--- RAW DATA ---
******************************
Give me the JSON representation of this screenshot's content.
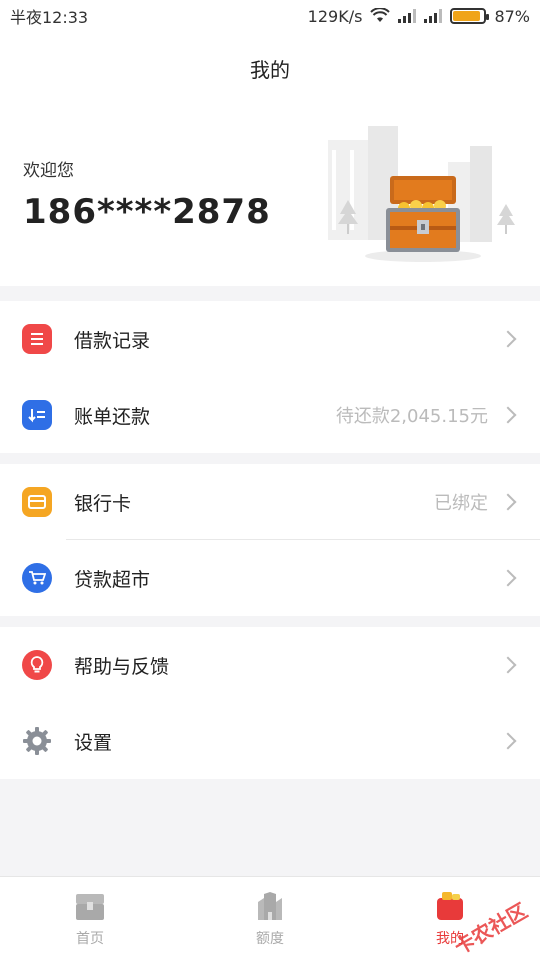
{
  "status": {
    "time": "半夜12:33",
    "speed": "129K/s",
    "battery": "87%",
    "battery_level": 0.87
  },
  "nav": {
    "title": "我的"
  },
  "header": {
    "welcome": "欢迎您",
    "phone": "186****2878"
  },
  "group1": {
    "loan_records": {
      "label": "借款记录",
      "value": ""
    },
    "bill_repay": {
      "label": "账单还款",
      "value": "待还款2,045.15元"
    }
  },
  "group2": {
    "bank_card": {
      "label": "银行卡",
      "value": "已绑定"
    },
    "loan_market": {
      "label": "贷款超市",
      "value": ""
    }
  },
  "group3": {
    "help": {
      "label": "帮助与反馈",
      "value": ""
    },
    "settings": {
      "label": "设置",
      "value": ""
    }
  },
  "tabs": [
    {
      "label": "首页",
      "icon": "home-chest-icon"
    },
    {
      "label": "额度",
      "icon": "building-icon"
    },
    {
      "label": "我的",
      "icon": "profile-gift-icon"
    }
  ],
  "watermark": "卡农社区",
  "colors": {
    "accent": "#e83a3a",
    "blue": "#2f6fe6",
    "orange": "#f5a623",
    "battery": "#f0a419"
  }
}
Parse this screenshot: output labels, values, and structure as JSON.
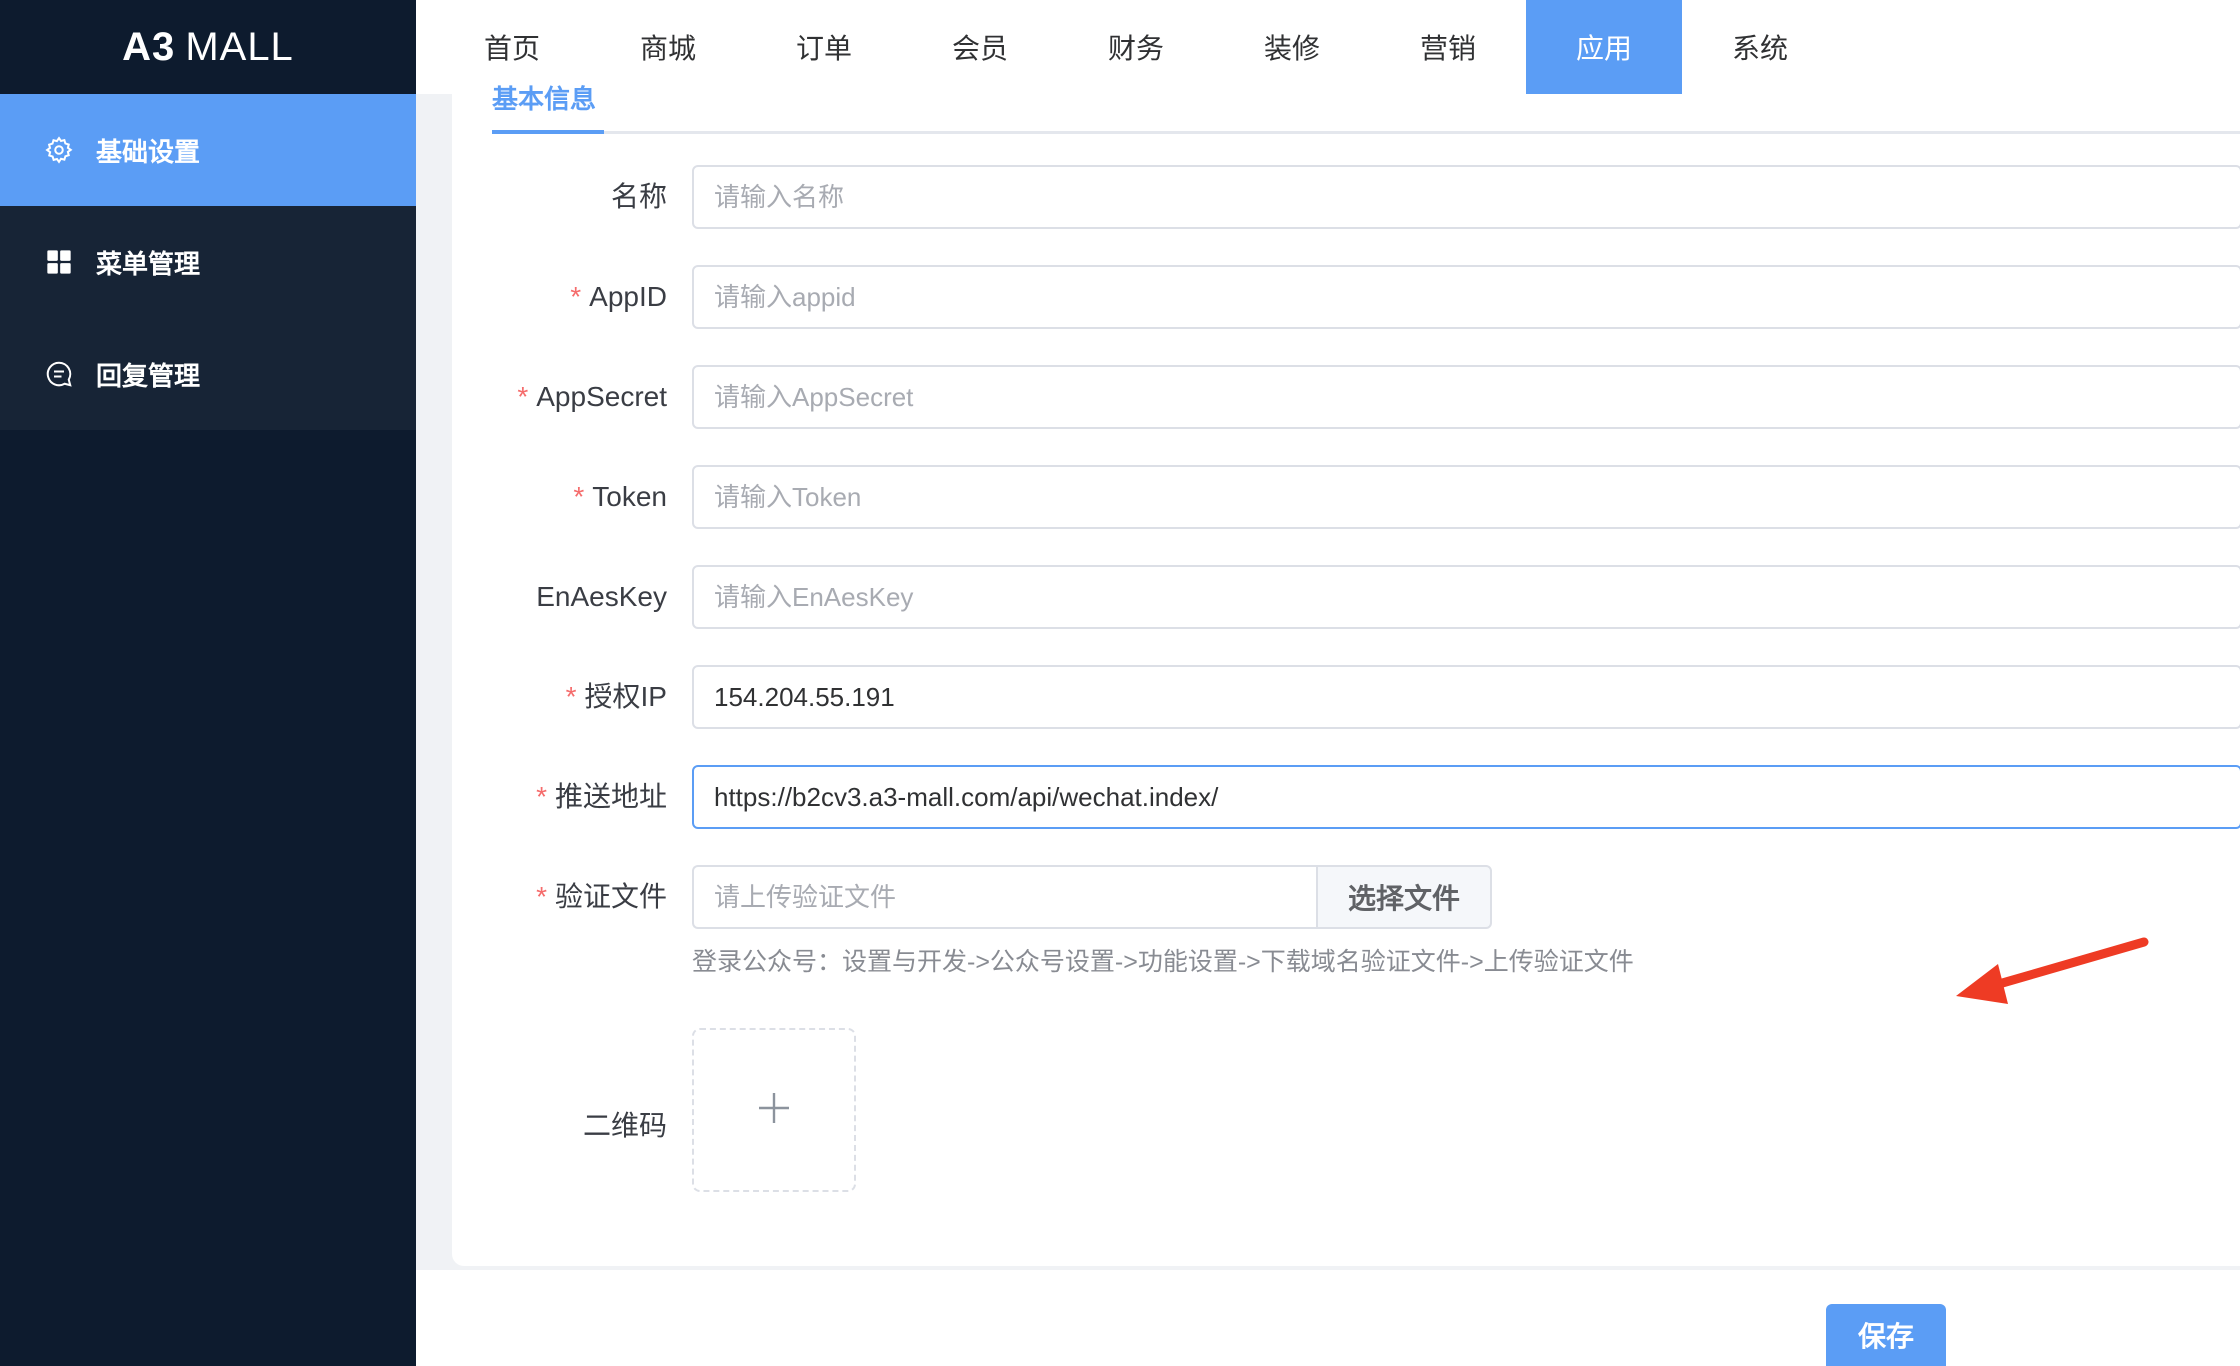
{
  "app": {
    "logo_bold": "A3",
    "logo_light": "MALL"
  },
  "sidebar": {
    "items": [
      {
        "label": "基础设置",
        "icon": "gear-icon",
        "active": true
      },
      {
        "label": "菜单管理",
        "icon": "grid-icon",
        "active": false
      },
      {
        "label": "回复管理",
        "icon": "chat-icon",
        "active": false
      }
    ]
  },
  "topnav": {
    "items": [
      "首页",
      "商城",
      "订单",
      "会员",
      "财务",
      "装修",
      "营销",
      "应用",
      "系统"
    ],
    "active": "应用"
  },
  "tab": {
    "label": "基本信息"
  },
  "form": {
    "name": {
      "label": "名称",
      "placeholder": "请输入名称",
      "value": ""
    },
    "appid": {
      "label": "AppID",
      "placeholder": "请输入appid",
      "value": ""
    },
    "appsecret": {
      "label": "AppSecret",
      "placeholder": "请输入AppSecret",
      "value": ""
    },
    "token": {
      "label": "Token",
      "placeholder": "请输入Token",
      "value": ""
    },
    "enaeskey": {
      "label": "EnAesKey",
      "placeholder": "请输入EnAesKey",
      "value": ""
    },
    "ip": {
      "label": "授权IP",
      "placeholder": "",
      "value": "154.204.55.191"
    },
    "push_url": {
      "label": "推送地址",
      "placeholder": "",
      "value": "https://b2cv3.a3-mall.com/api/wechat.index/"
    },
    "verify_file": {
      "label": "验证文件",
      "placeholder": "请上传验证文件",
      "button": "选择文件"
    },
    "hint": "登录公众号：设置与开发->公众号设置->功能设置->下载域名验证文件->上传验证文件",
    "qrcode": {
      "label": "二维码"
    },
    "required_mark": "*"
  },
  "footer": {
    "save_label": "保存"
  },
  "colors": {
    "accent": "#5b9df5",
    "sidebar_bg": "#0d1b2e",
    "required": "#f56c6c",
    "arrow": "#ee3b24"
  }
}
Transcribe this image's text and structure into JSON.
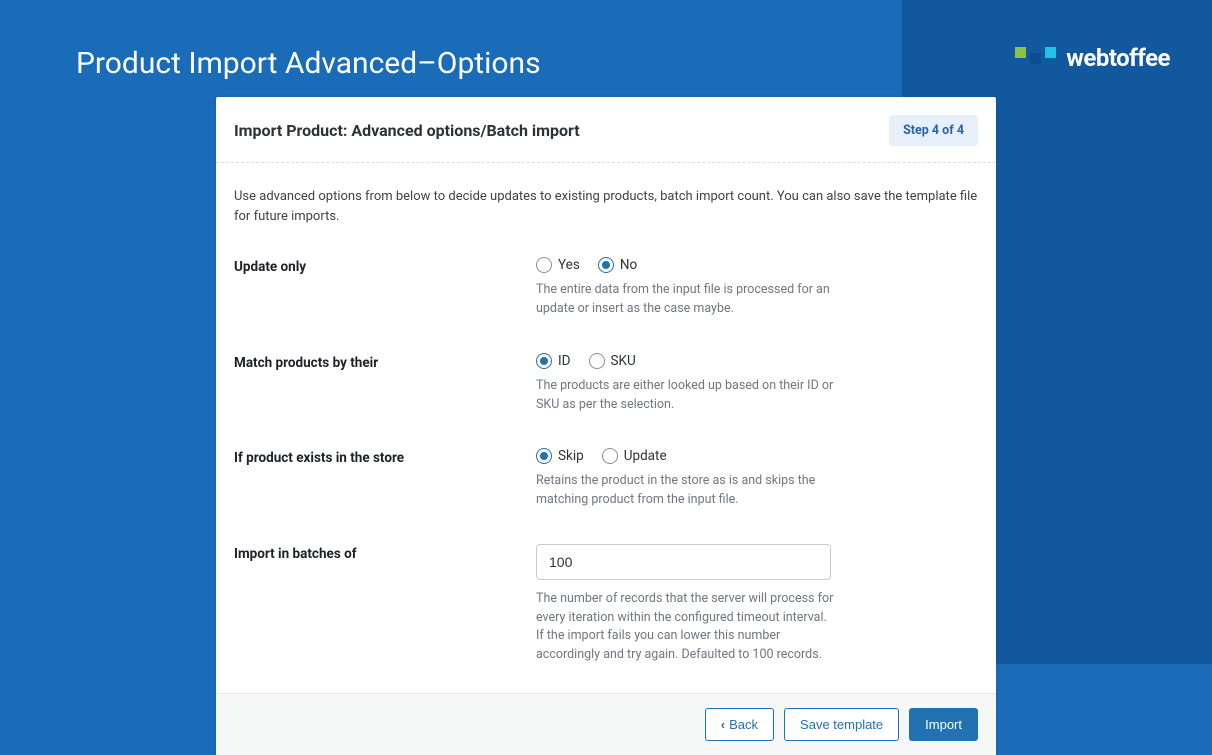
{
  "pageTitle": "Product Import Advanced–Options",
  "brand": "webtoffee",
  "card": {
    "title": "Import Product: Advanced options/Batch import",
    "stepBadge": "Step 4 of 4",
    "description": "Use advanced options from below to decide updates to existing products, batch import count. You can also save the template file for future imports."
  },
  "fields": {
    "updateOnly": {
      "label": "Update only",
      "opt1": "Yes",
      "opt2": "No",
      "selected": "No",
      "help": "The entire data from the input file is processed for an update or insert as the case maybe."
    },
    "matchBy": {
      "label": "Match products by their",
      "opt1": "ID",
      "opt2": "SKU",
      "selected": "ID",
      "help": "The products are either looked up based on their ID or SKU as per the selection."
    },
    "ifExists": {
      "label": "If product exists in the store",
      "opt1": "Skip",
      "opt2": "Update",
      "selected": "Skip",
      "help": "Retains the product in the store as is and skips the matching product from the input file."
    },
    "batches": {
      "label": "Import in batches of",
      "value": "100",
      "help": "The number of records that the server will process for every iteration within the configured timeout interval. If the import fails you can lower this number accordingly and try again. Defaulted to 100 records."
    }
  },
  "footer": {
    "back": "Back",
    "save": "Save template",
    "import": "Import"
  }
}
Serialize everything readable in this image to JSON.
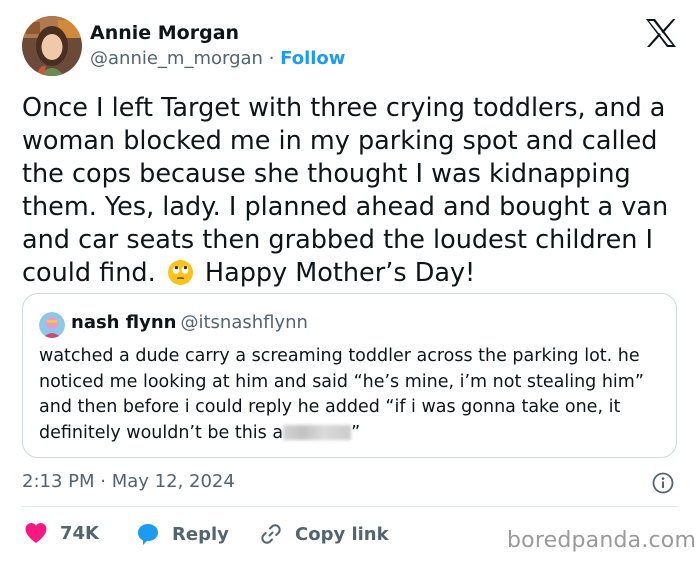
{
  "author": {
    "name": "Annie Morgan",
    "handle": "@annie_m_morgan",
    "separator": "·",
    "follow_label": "Follow"
  },
  "platform_icon": "x-logo-icon",
  "tweet": {
    "text_before_emoji": "Once I left Target with three crying toddlers, and a woman blocked me in my parking spot and called the cops because she thought I was kidnapping them. Yes, lady. I planned ahead and bought a van and car seats then grabbed the loudest children I could find.",
    "emoji": "face-with-rolling-eyes-emoji",
    "text_after_emoji": "Happy Mother’s Day!"
  },
  "quoted_tweet": {
    "name": "nash flynn",
    "handle": "@itsnashflynn",
    "text": "watched a dude carry a screaming toddler across the parking lot. he noticed me looking at him and said “he’s mine, i’m not stealing him” and then before i could reply he added “if i was gonna take one, it definitely wouldn’t be this a",
    "text_end": "”"
  },
  "timestamp": {
    "time": "2:13 PM",
    "separator": "·",
    "date": "May 12, 2024"
  },
  "actions": {
    "like_count": "74K",
    "reply_label": "Reply",
    "copy_link_label": "Copy link"
  },
  "watermark": "boredpanda.com",
  "colors": {
    "text": "#0f1419",
    "secondary": "#536471",
    "accent": "#1d9bf0",
    "like": "#f91880"
  }
}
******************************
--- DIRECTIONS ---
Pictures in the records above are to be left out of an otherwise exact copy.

--- EXERCISE RESULT ---
Give me the JSON representation of this screenshot's content.
{
  "status": {
    "time": "半夜12:33",
    "speed": "129K/s",
    "battery": "87%",
    "battery_level": 0.87
  },
  "nav": {
    "title": "我的"
  },
  "header": {
    "welcome": "欢迎您",
    "phone": "186****2878"
  },
  "group1": {
    "loan_records": {
      "label": "借款记录",
      "value": ""
    },
    "bill_repay": {
      "label": "账单还款",
      "value": "待还款2,045.15元"
    }
  },
  "group2": {
    "bank_card": {
      "label": "银行卡",
      "value": "已绑定"
    },
    "loan_market": {
      "label": "贷款超市",
      "value": ""
    }
  },
  "group3": {
    "help": {
      "label": "帮助与反馈",
      "value": ""
    },
    "settings": {
      "label": "设置",
      "value": ""
    }
  },
  "tabs": [
    {
      "label": "首页",
      "icon": "home-chest-icon"
    },
    {
      "label": "额度",
      "icon": "building-icon"
    },
    {
      "label": "我的",
      "icon": "profile-gift-icon"
    }
  ],
  "watermark": "卡农社区",
  "colors": {
    "accent": "#e83a3a",
    "blue": "#2f6fe6",
    "orange": "#f5a623",
    "battery": "#f0a419"
  }
}
Parse this screenshot: output labels, values, and structure as JSON.
{
  "app": {
    "logo_bold": "A3",
    "logo_light": "MALL"
  },
  "sidebar": {
    "items": [
      {
        "label": "基础设置",
        "icon": "gear-icon",
        "active": true
      },
      {
        "label": "菜单管理",
        "icon": "grid-icon",
        "active": false
      },
      {
        "label": "回复管理",
        "icon": "chat-icon",
        "active": false
      }
    ]
  },
  "topnav": {
    "items": [
      "首页",
      "商城",
      "订单",
      "会员",
      "财务",
      "装修",
      "营销",
      "应用",
      "系统"
    ],
    "active": "应用"
  },
  "tab": {
    "label": "基本信息"
  },
  "form": {
    "name": {
      "label": "名称",
      "placeholder": "请输入名称",
      "value": ""
    },
    "appid": {
      "label": "AppID",
      "placeholder": "请输入appid",
      "value": ""
    },
    "appsecret": {
      "label": "AppSecret",
      "placeholder": "请输入AppSecret",
      "value": ""
    },
    "token": {
      "label": "Token",
      "placeholder": "请输入Token",
      "value": ""
    },
    "enaeskey": {
      "label": "EnAesKey",
      "placeholder": "请输入EnAesKey",
      "value": ""
    },
    "ip": {
      "label": "授权IP",
      "placeholder": "",
      "value": "154.204.55.191"
    },
    "push_url": {
      "label": "推送地址",
      "placeholder": "",
      "value": "https://b2cv3.a3-mall.com/api/wechat.index/"
    },
    "verify_file": {
      "label": "验证文件",
      "placeholder": "请上传验证文件",
      "button": "选择文件"
    },
    "hint": "登录公众号：设置与开发->公众号设置->功能设置->下载域名验证文件->上传验证文件",
    "qrcode": {
      "label": "二维码"
    },
    "required_mark": "*"
  },
  "footer": {
    "save_label": "保存"
  },
  "colors": {
    "accent": "#5b9df5",
    "sidebar_bg": "#0d1b2e",
    "required": "#f56c6c",
    "arrow": "#ee3b24"
  }
}
Transcribe this image's text and structure into JSON.
{
  "pageTitle": "Product Import Advanced–Options",
  "brand": "webtoffee",
  "card": {
    "title": "Import Product: Advanced options/Batch import",
    "stepBadge": "Step 4 of 4",
    "description": "Use advanced options from below to decide updates to existing products, batch import count. You can also save the template file for future imports."
  },
  "fields": {
    "updateOnly": {
      "label": "Update only",
      "opt1": "Yes",
      "opt2": "No",
      "selected": "No",
      "help": "The entire data from the input file is processed for an update or insert as the case maybe."
    },
    "matchBy": {
      "label": "Match products by their",
      "opt1": "ID",
      "opt2": "SKU",
      "selected": "ID",
      "help": "The products are either looked up based on their ID or SKU as per the selection."
    },
    "ifExists": {
      "label": "If product exists in the store",
      "opt1": "Skip",
      "opt2": "Update",
      "selected": "Skip",
      "help": "Retains the product in the store as is and skips the matching product from the input file."
    },
    "batches": {
      "label": "Import in batches of",
      "value": "100",
      "help": "The number of records that the server will process for every iteration within the configured timeout interval. If the import fails you can lower this number accordingly and try again. Defaulted to 100 records."
    }
  },
  "footer": {
    "back": "Back",
    "save": "Save template",
    "import": "Import"
  }
}
Serialize everything readable in this image to JSON.
{
  "author": {
    "name": "Annie Morgan",
    "handle": "@annie_m_morgan",
    "separator": "·",
    "follow_label": "Follow"
  },
  "platform_icon": "x-logo-icon",
  "tweet": {
    "text_before_emoji": "Once I left Target with three crying toddlers, and a woman blocked me in my parking spot and called the cops because she thought I was kidnapping them. Yes, lady. I planned ahead and bought a van and car seats then grabbed the loudest children I could find.",
    "emoji": "face-with-rolling-eyes-emoji",
    "text_after_emoji": "Happy Mother’s Day!"
  },
  "quoted_tweet": {
    "name": "nash flynn",
    "handle": "@itsnashflynn",
    "text": "watched a dude carry a screaming toddler across the parking lot. he noticed me looking at him and said “he’s mine, i’m not stealing him” and then before i could reply he added “if i was gonna take one, it definitely wouldn’t be this a",
    "text_end": "”"
  },
  "timestamp": {
    "time": "2:13 PM",
    "separator": "·",
    "date": "May 12, 2024"
  },
  "actions": {
    "like_count": "74K",
    "reply_label": "Reply",
    "copy_link_label": "Copy link"
  },
  "watermark": "boredpanda.com",
  "colors": {
    "text": "#0f1419",
    "secondary": "#536471",
    "accent": "#1d9bf0",
    "like": "#f91880"
  }
}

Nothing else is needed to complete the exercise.